Let’s take a look at four of the most stressful career-related fears and how we can face them.

Fear #1: I’m not in the driver’s seat.

If you have ever experienced a career or job change, you know how much stress and fear are associated with loss of control. You can quickly feel as if you’re no longer the one in the driver’s seat.

Even in the midst of transitioning from one job or career to another, it’s possible to remain in the driver’s seat. You simply don’t have to face the stress or fear you would experience if you surrender control to your circumstances, to your boss, to the job market, or to prospective employers. No! The stress and fear will subside when you become proactive, developing and managing a plan to get from where you are to where you determine you want to be. Take the wheel and direct it where you want it to go.

Fear #2: It’s too late for me to try something different.

According to the Bureau of Labor Statistics, people change jobs between 11 and 12 times during their careers. While about half of those job changes happen in the first decade of people’s careers, there’s no magic age at which it becomes too late to try something different.

If you believe you lack the ability or experience to venture in a new direction, you limit your options. The key is to adopt and maintain a growth mindset. In the Harvard Business Review, Carol Dweck writes:

Individuals who believe their talents can be developed (through hard work, good strategies, and input from others) have a growth mindset. They tend to achieve more than those with a more fixed mindset (those who believe their talents are innate gifts).

Is your mindset fixed? Or, do you have a growth mindset? If you continue to expand your horizons and if you’re open to learning new things, you can face the prospect of a job or career transition with confidence.

Fear #3: Career transitions are lonely.

The mere thought of loneliness causes stress for extroverts and introverts alike. If you sit at home and fire resumes to every job posting that looks interesting, your fear is well-founded. However, if you approach your transition the right way, it will be anything but lonely.

Successful transitions rely almost completely on your network of relationships. Your ability to connect with friends and to secure their help in getting you in front of decision-makers is a key factor in completing a successful transition and actually enjoying the process.

Rather than sitting at home and stressing out about how you’re going to find a job, get out there and be with people. You will be surprised at the momentum you gain from their willingness to help.

Fear #4: It’s too risky for me to make a move.

Change is stressful. But for those who have the courage to face the fear, the rewards can be incredible.

Think of change as a shiny coin. (Pun intended.) On one side, there’s a skull and crossbones.

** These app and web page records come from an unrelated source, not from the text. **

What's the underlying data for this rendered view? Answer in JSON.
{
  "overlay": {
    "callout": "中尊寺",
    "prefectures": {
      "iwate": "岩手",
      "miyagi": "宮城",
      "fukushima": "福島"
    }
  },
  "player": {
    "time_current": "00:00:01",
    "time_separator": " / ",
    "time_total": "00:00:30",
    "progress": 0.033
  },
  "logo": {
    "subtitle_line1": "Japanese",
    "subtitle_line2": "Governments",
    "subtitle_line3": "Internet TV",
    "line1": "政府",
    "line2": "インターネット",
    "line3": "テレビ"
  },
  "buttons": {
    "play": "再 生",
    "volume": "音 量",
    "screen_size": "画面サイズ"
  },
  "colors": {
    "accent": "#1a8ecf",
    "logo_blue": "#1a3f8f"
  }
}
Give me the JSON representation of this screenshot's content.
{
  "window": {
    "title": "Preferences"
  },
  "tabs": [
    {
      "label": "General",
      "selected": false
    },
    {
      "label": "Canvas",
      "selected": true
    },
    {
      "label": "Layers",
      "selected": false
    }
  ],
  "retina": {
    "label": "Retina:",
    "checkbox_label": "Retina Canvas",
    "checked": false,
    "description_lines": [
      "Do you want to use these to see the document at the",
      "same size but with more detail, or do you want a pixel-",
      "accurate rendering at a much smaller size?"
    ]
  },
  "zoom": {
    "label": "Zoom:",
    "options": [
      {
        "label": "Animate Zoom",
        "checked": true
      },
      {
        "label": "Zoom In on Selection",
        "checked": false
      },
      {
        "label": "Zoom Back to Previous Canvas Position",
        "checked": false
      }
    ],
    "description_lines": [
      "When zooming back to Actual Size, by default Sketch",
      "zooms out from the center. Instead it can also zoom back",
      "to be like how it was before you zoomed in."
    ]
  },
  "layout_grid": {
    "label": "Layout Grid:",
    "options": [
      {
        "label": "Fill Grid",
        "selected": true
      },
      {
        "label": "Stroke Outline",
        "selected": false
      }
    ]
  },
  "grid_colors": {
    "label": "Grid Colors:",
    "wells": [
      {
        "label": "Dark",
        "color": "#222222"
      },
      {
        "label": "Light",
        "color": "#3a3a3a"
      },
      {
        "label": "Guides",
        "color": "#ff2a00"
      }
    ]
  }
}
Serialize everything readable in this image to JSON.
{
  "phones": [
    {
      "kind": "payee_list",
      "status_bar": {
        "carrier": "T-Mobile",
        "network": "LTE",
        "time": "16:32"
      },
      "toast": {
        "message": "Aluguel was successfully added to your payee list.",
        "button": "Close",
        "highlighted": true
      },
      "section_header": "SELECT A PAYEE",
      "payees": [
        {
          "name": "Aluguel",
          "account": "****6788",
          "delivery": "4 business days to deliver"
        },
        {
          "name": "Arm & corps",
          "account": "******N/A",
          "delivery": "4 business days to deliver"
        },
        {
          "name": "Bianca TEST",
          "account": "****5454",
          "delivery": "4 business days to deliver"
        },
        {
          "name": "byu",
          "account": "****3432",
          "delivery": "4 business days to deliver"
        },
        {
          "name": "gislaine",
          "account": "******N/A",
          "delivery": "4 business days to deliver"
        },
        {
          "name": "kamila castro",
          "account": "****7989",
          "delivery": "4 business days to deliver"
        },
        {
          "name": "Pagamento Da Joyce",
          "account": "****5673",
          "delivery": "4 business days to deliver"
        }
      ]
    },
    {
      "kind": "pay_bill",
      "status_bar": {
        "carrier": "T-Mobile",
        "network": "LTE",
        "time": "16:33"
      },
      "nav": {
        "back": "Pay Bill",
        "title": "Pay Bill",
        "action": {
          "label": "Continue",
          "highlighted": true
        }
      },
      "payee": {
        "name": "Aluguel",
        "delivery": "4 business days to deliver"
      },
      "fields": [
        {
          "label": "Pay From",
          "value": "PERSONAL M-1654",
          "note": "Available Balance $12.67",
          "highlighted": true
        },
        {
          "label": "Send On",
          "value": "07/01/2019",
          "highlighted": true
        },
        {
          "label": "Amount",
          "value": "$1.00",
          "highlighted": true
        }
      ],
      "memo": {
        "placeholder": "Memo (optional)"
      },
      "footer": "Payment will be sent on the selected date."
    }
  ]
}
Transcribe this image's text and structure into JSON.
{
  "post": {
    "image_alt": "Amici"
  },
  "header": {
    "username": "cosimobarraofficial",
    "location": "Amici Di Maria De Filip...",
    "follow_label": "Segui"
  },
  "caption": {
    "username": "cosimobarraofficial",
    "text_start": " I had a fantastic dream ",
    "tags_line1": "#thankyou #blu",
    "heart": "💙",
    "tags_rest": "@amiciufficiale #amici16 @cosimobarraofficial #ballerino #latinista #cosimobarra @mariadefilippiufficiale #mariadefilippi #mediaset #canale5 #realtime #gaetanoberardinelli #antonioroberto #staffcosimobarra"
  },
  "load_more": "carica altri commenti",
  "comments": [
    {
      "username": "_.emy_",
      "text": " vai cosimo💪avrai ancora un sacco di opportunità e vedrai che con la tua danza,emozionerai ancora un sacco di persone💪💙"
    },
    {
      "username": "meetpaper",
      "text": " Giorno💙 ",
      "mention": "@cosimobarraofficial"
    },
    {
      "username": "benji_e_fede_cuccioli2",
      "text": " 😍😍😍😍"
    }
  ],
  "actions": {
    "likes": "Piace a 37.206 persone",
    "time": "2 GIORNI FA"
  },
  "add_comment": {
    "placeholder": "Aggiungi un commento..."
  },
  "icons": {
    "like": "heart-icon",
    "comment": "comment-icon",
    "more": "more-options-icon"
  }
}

This side represents risk. If you are risk-averse, you focus almost entirely on this side of the coin. However, don’t forget about the other side of the change coin. There’s a star on the other side that represents reward. This side reminds us that there’s a different way to view the concept of change. There may be risks. But, there are also rewards.

Change can be scary. But, staying in the same place can be even scarier. This is where the coin analogy breaks down. If you work hard, remain in the driver’s seat, maintain a growth mindset, and leverage your network, you have a much higher than 50/50 chance of a rewarding job or career transition.

Do you need a guide?

If you’re exploring your career options, in the midst of a transition, or considering making a change, you would benefit from the wisdom and experience of a guide. Don’t give in to stress and fear. Contact us to learn how we can help.

Kevin Carr is a Career Coach at Rozzi and Associates, a leadership and organizational development company helping good leaders become great! Our programs start with the premise that great leadership skills are a product of time, practice and focused development. Our leadership development, emotional intelligence insight and career management programs can be customized to meet your desired outcomes and needs.

Susan Rozzi